A little background is needed here about Alan. Alan loved to go watch football games. He had attended a Western Michigan game and as he was coming out of the parking lot his car was hit. As he was looking at the damage another car came along and mowed Alan down to the ground. The driver was drunk. Alan was in extensive care for a long time. He lost all his hearing from the accident. The only thing he could hear was a roaring in his ears like a freight train. It never stopped. Alan also loved music. Music was out of the question for him now. He was not a happy man. One day he had had enough and he ended his life with a revolver. This camping trip was the last time I saw Alan.

After Alan left for Midland Michigan we stayed on for a few more days then we made the long drive back to Battle Creek Michigan. These three camping trips hold a special place in my memory.

Fishing with dad

In the summer of 1963 dad took me on my first fishing trip.
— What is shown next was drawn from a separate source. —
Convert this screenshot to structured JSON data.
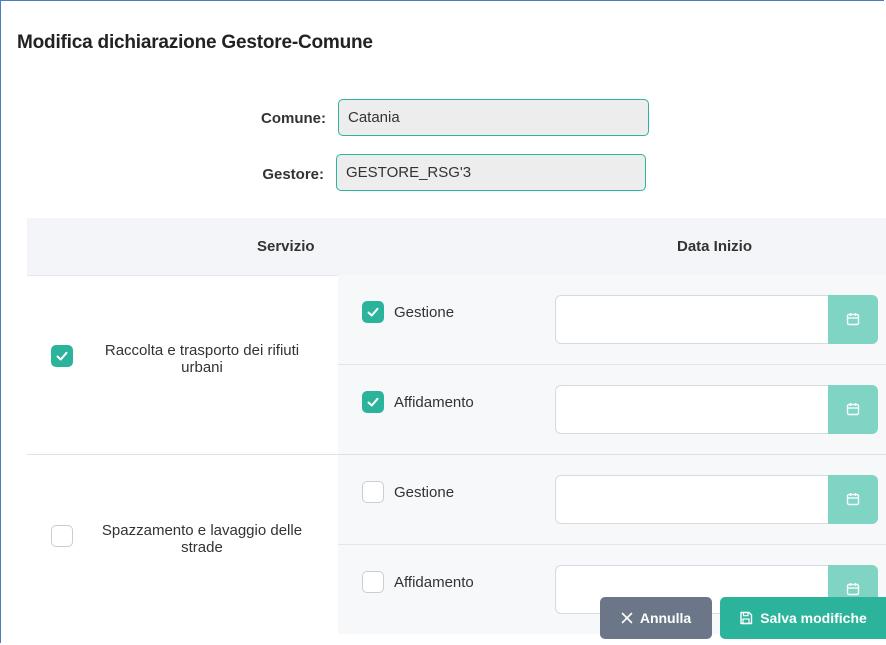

Dad had the boat up on the rack on top of the Rambler station wagon and had the motor stowed in the back. He packed us a lunch of ham sandwiches, coffee, milk and snacks. I was excited about the fishing trip. Dad had suggested it to me a few days before. Dad woke me up very early on that Saturday. Around 3 AM. It was hard to wake up. However I did. I helped dad pack the lunch and the tackle box, the can of worms and cane poles into the car and off we went to Beadle lake!

We arrived at the boat ramp at Beadle lake and dad took the boat off the roof of the car and tied it up at the dock. Then he clamped the 3 hp Mercury outboard motor to the transom of the small boat. Dad said “Grab our food and coffee Jim. Let’s get out on the lake before the sun comes up.”

The sun would not be up for another two hours. There was a fog hanging over the lake. The street lights in the parking lot lit up the mist in the slightly chilly air.

Dad got into the boat and took his place at the stern. I handed him the cane poles, a thermos of coffee, our food and the can of night crawlers and he helped me into the boat. I took a seat in the bow of the row boat and dad idled the boat into the lake.

Cane Pole

Dad stopped the boat and threw out the anchor. He said “Come over here Jim. Bring the worms with you.” I climbed over the middle seat with the can of worms and sat next to dad. Dad took the cane poles and a worm for each and hooked a worm on each hook. He handed one pole to me and said “Put the line in the water Jim and watch the bobber. If the bobber disappears for a second give a gentle tug on the line. You will know if you have a fish. You will be able to feel it.”

I did just as dad said. Presently the red and white bobber plunged under water momentarily. Excited, I tugged hard on the line. The line, the bobber, and the hooked worm went flying into the air. “Gently” dad said smiling. I tried again and this time when the bobber disappeared, I tugged gently. This time the line began to vibrate and move about! I had caught one! Dad said ” Raise your pole”. I did and Dad grabbed the little bluegill and took the hook out of it’s lower lip. Then he said “Too small to keep Jim. We will send him back and give him a chance to grow up.”

I did not mind having to throw the fish back. I learned that day what fishing was all about. It was not about catching fish. It was about the preparation. The being out there on the water before the sun came out. It was the smell of coffee and sandwiches. It was the feel of the slimy worms and wiggly fish. But most of all it was the time spent with my dad. Just being there learning how to fish out there alone in the mist with my dad on that fishing trip long ago.